By carefully planning and conducting panel surveys, researchers can gain valuable insights into the dynamics of various phenomena and make informed decisions based on longitudinal data. 

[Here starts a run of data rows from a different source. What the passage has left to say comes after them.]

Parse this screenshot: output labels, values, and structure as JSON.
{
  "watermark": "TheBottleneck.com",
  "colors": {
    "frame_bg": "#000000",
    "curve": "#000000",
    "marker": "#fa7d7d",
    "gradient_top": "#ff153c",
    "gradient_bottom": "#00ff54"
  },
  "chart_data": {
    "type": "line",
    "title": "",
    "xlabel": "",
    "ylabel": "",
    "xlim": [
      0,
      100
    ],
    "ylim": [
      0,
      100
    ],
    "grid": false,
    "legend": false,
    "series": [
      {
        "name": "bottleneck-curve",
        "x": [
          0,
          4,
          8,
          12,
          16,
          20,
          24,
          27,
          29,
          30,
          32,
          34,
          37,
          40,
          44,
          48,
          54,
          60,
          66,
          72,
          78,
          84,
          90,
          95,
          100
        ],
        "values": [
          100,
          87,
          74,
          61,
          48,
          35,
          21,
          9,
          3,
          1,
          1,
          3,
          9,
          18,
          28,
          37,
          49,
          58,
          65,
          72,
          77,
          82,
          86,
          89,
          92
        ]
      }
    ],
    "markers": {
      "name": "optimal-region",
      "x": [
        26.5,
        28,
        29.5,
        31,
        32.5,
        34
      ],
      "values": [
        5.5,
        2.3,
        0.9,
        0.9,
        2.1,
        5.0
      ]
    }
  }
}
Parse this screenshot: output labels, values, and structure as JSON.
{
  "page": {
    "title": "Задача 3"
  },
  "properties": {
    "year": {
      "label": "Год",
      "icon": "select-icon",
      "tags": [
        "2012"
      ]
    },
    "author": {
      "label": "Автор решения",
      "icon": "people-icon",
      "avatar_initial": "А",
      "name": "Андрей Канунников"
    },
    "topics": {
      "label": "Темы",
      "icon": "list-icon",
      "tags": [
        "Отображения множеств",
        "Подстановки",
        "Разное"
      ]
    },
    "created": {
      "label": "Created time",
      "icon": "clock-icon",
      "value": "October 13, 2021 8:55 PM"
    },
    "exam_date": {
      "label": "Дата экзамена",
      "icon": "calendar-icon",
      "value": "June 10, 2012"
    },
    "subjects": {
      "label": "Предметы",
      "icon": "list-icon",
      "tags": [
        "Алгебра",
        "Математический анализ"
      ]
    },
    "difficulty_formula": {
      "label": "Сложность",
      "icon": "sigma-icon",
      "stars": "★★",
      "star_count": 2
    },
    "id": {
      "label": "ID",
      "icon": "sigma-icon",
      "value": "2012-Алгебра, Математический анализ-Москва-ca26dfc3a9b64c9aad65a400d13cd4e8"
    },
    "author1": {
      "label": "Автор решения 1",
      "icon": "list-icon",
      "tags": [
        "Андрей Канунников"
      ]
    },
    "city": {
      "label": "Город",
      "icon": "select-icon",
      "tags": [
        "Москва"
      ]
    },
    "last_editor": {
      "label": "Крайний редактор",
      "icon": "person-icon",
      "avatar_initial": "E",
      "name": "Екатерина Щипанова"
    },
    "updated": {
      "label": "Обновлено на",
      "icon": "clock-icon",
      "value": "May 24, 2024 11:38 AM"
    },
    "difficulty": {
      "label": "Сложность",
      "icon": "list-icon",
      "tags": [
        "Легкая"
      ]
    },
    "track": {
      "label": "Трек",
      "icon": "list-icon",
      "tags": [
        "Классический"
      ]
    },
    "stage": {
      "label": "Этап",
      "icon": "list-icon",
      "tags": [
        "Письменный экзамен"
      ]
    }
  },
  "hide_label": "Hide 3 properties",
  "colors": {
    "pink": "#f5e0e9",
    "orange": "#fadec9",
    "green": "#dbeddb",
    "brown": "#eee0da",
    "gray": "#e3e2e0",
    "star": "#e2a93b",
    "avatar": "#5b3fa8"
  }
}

Whether you’re looking to join a survey panel or find survey panel providers near you, such as Opinions For Cash, understanding panel surveys can help you engage with and contribute to valuable research. Sign up to participate in panel surveys and focus groups today and be on your way to earning extra cash.